- Tous > Medicine Access and Rational Use > Financing
- Tous > Medicine Access and Rational Use > Selection
- Mots-clés > access to essential medicines and technologies for NCDs
- Mots-clés > chronic diseases
- Mots-clés > health services
- Mots-clés > health system strengthening
- Mots-clés > NCD interventions - primary health care
- Mots-clés > NCDs - cost-effective intervention strategies
- Mots-clés > NCDs - economic burden
- Mots-clés > NCDs - economic impact
- Mots-clés > noncommunicable disease
- Mots-clés > noncommunicable diseases (NCDs) policies
(2013; 210 pages)
Two billion people in the world are living below the poverty line and poverty and NCDs are linked through many pathways.
Although providing good quality care for the poor is an ethical imperative, due to weak health systems and inadequate health-care expenditure of many countries, the poor do not have access to services at all or receive substandard services. Furthermore, out-of-pocket expenditure is unacceptably high in many LMIC. Countries need to transform and regulate health systems for universal access and social protection.
This transformation will take several years given the global financial status and wide disparities in domestic resources between countries. In the meantime, Ministries of Health (MoHs) need to take steps to improve health outcomes and to reduce rising health-care costs due to NCDs and their preventable complications.

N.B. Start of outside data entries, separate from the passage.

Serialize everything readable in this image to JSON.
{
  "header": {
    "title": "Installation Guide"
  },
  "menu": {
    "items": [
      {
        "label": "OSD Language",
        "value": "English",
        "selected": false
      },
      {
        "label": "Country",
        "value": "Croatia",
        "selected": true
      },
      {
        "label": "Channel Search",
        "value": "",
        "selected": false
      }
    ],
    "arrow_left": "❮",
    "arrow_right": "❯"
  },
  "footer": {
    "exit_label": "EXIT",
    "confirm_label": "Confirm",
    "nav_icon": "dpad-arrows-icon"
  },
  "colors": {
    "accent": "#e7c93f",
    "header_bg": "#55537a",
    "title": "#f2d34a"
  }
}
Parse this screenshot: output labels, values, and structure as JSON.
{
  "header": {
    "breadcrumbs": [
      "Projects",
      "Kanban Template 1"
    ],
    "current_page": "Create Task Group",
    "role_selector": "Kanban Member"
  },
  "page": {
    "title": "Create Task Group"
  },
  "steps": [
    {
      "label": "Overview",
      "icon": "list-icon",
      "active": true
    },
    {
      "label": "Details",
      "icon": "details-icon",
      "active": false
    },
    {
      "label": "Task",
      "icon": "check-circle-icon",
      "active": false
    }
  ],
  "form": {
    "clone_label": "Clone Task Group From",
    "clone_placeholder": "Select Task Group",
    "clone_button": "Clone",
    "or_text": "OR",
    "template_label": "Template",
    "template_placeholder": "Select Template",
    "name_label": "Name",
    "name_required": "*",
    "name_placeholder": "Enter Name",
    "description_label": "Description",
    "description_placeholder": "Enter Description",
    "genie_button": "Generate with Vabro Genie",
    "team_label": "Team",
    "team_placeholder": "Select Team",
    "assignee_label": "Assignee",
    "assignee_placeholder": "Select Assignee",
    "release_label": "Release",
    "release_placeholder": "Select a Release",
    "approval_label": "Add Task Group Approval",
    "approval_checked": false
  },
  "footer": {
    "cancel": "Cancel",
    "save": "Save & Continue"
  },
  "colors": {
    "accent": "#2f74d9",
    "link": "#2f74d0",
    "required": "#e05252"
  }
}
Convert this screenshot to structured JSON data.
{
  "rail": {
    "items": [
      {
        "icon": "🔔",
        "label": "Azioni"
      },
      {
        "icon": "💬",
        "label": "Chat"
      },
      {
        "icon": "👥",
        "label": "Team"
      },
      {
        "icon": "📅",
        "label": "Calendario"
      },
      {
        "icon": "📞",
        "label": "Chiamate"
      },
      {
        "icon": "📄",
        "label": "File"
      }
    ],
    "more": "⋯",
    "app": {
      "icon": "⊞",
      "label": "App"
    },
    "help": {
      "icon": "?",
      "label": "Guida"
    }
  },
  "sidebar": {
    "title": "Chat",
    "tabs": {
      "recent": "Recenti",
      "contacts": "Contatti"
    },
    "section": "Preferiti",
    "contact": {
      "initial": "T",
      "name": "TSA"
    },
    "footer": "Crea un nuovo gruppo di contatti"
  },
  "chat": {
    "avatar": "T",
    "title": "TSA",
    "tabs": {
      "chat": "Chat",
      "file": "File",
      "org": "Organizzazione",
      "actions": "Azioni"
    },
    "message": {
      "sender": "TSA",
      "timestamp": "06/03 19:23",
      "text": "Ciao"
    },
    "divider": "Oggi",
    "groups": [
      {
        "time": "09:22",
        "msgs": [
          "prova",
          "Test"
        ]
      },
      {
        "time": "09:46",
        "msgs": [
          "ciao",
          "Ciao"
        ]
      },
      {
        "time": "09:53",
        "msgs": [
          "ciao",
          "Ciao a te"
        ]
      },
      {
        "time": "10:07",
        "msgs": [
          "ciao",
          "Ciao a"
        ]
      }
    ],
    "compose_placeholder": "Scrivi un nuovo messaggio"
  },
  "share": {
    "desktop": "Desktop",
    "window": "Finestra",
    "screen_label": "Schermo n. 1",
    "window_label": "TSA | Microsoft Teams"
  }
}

The WHO Package of Essential Noncommunicable Disease Interventions (WHO PEN) for primary care in low-resource settings is an innovative and action-oriented response to the above challenges. It is a prioritized set of cost-effective interventions that can be delivered to an acceptable quality of care, even in resource-poor settings. It will reinforce health system strengthening by contributing to the building blocks of the health system (table i, table ii). Cost effectiveness of the selected interventions will help to make limited resources go further and the user-friendly nature of the tools that are been developed, will empower primary care physicians as well as allied health workers to contribute to NCD care (table iii). It should not be considered as yet another package of basic services but, rather, an important first step for integration of NCD into PHC and for reforms that need to cut across the established boundaries of the building blocks of national health systems. WHO PEN is the minimum standard for NCDs to strengthen national capacity to integrate and scale up care of heart disease, stroke, cardiovascular risk, diabetes, cancer, asthma and chronic obstructive pulmonary disease in primary health care in low-resource settings. Most importantly, it defines a minimum set of essential NCD interventions for any country that wishes to initiate a process of universal coverage reforms to ensure that health systems contribute to health equity, social justice, community solidarity and human rights.